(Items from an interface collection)
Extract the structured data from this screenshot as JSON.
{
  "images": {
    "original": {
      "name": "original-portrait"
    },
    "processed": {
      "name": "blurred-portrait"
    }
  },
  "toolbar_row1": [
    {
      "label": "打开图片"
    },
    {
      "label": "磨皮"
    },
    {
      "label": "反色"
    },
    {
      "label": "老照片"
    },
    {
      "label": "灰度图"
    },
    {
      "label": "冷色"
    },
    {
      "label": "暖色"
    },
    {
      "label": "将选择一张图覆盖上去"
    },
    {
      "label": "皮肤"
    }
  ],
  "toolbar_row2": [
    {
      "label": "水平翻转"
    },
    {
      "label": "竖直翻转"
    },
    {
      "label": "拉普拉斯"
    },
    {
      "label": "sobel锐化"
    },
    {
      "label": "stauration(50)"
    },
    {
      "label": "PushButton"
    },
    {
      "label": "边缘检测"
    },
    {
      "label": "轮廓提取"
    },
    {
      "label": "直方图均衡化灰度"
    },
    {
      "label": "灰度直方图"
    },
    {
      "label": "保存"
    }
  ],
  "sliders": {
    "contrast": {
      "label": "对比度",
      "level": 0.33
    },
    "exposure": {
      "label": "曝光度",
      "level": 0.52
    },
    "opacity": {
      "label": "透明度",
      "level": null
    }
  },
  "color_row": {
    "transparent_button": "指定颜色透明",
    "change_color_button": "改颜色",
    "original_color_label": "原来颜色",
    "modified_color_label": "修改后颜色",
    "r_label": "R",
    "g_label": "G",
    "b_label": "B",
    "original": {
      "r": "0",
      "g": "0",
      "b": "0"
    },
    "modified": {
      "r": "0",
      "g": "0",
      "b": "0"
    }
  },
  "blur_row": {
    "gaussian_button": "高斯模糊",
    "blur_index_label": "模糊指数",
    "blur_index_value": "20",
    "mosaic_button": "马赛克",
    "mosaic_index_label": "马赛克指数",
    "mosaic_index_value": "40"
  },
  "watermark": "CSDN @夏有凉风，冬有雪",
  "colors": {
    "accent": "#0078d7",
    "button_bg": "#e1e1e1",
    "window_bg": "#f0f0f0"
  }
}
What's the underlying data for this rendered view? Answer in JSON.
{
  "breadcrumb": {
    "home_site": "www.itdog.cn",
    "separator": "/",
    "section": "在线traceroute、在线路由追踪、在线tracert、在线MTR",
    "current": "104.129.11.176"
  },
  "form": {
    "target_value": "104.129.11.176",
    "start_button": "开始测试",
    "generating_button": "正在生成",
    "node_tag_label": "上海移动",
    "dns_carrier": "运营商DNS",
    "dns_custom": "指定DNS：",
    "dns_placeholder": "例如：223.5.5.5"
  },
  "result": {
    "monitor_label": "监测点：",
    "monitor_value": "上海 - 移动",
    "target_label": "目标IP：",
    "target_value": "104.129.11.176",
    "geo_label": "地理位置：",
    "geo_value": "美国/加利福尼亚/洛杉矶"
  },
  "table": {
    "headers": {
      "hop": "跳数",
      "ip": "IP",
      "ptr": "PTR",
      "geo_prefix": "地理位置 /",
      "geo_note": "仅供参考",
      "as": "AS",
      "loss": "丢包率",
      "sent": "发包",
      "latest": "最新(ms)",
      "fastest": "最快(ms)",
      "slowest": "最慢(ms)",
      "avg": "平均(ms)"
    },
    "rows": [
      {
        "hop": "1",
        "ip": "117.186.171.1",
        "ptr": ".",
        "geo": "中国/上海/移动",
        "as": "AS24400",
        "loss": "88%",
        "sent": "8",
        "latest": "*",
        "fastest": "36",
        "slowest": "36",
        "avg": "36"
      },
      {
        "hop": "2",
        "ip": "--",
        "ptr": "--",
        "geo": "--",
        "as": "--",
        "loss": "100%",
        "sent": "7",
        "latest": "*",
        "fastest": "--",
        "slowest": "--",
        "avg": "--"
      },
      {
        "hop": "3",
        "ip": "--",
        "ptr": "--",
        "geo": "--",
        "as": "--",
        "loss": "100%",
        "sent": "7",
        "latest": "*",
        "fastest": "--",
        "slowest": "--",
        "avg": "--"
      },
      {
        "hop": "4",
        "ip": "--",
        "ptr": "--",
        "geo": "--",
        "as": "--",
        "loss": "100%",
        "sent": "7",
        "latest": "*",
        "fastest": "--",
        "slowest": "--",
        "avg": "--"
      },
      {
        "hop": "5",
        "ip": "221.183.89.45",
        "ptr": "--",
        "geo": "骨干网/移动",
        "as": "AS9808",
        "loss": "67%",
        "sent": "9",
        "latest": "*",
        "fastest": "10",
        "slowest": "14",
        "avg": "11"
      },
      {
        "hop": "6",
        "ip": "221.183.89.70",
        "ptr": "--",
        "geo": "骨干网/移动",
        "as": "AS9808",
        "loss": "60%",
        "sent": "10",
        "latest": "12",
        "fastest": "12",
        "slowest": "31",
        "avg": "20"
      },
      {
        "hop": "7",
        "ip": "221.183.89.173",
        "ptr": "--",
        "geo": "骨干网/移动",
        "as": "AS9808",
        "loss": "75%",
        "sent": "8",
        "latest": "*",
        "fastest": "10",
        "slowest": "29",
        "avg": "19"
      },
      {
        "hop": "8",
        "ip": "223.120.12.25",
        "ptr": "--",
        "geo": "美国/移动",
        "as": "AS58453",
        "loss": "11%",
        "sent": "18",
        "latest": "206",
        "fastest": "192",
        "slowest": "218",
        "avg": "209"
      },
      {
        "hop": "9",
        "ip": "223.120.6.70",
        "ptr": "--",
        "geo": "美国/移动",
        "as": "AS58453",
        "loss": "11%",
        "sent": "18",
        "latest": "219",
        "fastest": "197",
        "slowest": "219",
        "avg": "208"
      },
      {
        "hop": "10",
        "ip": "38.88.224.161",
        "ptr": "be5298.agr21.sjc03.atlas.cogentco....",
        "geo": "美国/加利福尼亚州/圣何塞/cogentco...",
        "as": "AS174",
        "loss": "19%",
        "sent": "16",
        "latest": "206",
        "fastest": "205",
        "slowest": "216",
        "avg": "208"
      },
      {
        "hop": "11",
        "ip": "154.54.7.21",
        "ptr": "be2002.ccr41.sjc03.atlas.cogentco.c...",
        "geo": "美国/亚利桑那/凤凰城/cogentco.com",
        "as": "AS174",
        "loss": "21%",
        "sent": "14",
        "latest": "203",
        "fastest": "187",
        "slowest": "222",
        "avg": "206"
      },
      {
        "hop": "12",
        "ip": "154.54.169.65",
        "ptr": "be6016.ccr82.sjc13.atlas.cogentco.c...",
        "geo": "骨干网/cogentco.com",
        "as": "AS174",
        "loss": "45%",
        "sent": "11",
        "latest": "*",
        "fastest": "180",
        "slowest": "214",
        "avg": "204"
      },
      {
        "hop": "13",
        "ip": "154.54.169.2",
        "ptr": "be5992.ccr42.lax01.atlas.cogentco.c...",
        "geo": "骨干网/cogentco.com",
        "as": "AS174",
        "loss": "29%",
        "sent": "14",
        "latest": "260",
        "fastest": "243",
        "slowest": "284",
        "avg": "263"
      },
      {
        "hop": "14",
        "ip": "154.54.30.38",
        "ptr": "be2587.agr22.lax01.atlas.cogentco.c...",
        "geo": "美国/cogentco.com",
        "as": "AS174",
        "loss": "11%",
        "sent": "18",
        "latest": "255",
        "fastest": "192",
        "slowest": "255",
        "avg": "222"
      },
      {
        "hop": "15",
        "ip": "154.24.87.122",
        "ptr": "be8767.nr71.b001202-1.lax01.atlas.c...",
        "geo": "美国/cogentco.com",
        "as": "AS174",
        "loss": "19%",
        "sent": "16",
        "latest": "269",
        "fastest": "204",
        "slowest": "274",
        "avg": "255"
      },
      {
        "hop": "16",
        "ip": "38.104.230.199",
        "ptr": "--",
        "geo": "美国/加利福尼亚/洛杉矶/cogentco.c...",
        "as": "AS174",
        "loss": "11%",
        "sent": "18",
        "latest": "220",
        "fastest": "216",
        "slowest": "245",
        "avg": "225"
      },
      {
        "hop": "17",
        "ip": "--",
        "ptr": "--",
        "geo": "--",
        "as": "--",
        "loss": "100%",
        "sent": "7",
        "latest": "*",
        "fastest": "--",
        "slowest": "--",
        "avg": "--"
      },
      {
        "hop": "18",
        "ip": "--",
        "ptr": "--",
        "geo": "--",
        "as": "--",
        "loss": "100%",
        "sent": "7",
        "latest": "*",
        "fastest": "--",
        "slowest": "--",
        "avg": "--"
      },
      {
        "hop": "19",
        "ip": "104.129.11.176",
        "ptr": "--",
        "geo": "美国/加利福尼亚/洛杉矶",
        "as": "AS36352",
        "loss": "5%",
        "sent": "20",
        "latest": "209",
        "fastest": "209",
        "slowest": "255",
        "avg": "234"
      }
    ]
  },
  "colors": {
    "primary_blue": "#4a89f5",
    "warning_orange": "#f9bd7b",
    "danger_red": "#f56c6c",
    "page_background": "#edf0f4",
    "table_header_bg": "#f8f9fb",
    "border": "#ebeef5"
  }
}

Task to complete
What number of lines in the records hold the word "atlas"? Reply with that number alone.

Exercise solution
6